Not long ago, a visit to the old Seattle Public Utilities North Transfer Station in Wallingford (1350 N 34th St.) meant driving into a dark, stench-ridden structure surrounded by a thin concrete shell, where giant, dinosaur-like excavators consumed garbage in their steel jaws before spewing it into trucks bound for distant landfills.
Today, at the entrance to the swank new replacement facility (in the same location as the old one), and surrounded by native plantings and an elegant molded concrete facade, is a commissioned, site-specific sculpture by New York City–based artist Jean Shin, titled Reclaimed. In the spirit of the new complex, where waste is carefully sorted into various categories of renewables, Shin’s work is constructed from recycled rebar collected at the old facility.

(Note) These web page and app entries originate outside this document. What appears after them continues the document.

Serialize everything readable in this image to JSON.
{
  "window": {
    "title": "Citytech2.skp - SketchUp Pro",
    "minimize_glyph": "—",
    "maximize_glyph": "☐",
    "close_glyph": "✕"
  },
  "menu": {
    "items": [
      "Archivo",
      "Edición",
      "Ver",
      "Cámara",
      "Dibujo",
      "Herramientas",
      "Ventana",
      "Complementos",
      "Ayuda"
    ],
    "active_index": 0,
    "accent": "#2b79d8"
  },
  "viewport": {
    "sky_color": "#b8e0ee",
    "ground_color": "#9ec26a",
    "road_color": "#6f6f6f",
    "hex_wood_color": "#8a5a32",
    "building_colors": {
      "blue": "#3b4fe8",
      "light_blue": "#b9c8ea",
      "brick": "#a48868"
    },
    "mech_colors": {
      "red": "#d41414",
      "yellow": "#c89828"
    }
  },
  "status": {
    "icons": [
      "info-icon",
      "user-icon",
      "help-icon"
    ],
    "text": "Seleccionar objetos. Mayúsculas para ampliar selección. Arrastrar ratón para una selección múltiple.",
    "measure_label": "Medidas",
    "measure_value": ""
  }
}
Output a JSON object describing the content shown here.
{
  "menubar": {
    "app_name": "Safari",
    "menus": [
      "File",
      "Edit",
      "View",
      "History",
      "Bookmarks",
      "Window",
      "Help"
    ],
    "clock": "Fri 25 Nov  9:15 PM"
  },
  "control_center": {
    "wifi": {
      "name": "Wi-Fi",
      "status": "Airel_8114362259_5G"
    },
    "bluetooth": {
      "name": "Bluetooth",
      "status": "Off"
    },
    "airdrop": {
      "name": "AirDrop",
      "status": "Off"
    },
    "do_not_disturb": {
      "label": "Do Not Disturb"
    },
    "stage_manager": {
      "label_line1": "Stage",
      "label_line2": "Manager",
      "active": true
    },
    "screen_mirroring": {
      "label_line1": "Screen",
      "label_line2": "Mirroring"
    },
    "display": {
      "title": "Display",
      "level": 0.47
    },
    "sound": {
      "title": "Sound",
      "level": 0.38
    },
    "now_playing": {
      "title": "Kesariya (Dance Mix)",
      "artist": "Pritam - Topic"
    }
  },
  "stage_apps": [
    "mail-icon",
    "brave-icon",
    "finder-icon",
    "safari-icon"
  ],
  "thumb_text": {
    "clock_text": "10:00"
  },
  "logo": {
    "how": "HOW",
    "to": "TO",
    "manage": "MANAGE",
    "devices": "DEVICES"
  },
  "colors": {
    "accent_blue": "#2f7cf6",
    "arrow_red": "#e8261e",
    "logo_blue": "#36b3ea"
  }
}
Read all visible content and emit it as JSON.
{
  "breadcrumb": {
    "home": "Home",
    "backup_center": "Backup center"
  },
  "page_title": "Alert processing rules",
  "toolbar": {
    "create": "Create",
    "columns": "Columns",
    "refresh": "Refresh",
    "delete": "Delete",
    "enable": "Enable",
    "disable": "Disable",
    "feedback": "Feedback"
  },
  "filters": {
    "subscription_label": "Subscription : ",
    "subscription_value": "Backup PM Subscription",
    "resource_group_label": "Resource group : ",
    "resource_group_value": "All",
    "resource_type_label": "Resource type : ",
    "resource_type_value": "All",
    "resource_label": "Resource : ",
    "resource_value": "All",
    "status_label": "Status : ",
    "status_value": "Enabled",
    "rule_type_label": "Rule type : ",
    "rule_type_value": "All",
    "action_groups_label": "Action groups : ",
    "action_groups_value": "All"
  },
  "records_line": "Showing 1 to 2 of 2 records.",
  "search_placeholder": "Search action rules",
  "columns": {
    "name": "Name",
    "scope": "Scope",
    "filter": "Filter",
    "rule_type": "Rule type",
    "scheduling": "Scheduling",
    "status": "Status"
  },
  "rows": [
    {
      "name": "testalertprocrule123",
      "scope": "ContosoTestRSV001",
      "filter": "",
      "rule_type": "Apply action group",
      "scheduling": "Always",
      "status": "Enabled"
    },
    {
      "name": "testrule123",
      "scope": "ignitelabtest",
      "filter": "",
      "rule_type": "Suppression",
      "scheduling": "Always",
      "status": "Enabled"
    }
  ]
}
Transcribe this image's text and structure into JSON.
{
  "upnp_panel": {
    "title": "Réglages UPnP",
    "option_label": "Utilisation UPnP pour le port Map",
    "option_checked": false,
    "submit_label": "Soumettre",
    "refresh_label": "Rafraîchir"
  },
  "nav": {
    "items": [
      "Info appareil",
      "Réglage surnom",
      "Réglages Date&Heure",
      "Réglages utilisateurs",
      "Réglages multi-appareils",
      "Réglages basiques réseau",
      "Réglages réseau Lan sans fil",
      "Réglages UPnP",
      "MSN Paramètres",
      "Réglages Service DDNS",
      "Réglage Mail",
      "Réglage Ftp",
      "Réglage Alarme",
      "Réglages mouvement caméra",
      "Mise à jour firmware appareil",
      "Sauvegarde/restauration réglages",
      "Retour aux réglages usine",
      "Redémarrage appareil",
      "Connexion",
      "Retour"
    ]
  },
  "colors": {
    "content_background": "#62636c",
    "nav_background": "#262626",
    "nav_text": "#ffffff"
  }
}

The work’s 10,000 linear feet of rebar is entwined and fastened around a frame of sculpted steel posts and coated with a bright orange epoxy that sharply defines itself against the concrete, ferns, and glass that surround it. The crooked, twisting lengths of metal suggest tree roots, drainage systems and microbial life below the surface. On a sunny day, the effect is amplified by the presence of shadows that extend widely across its broad, open platform. A sparkling new playground across the street reveals a play structure that mimics the sculpture’s radiant hue.
For the contractor or homeowner eager to discard their load, it is a reminder of the interconnectedness of their built and natural environments.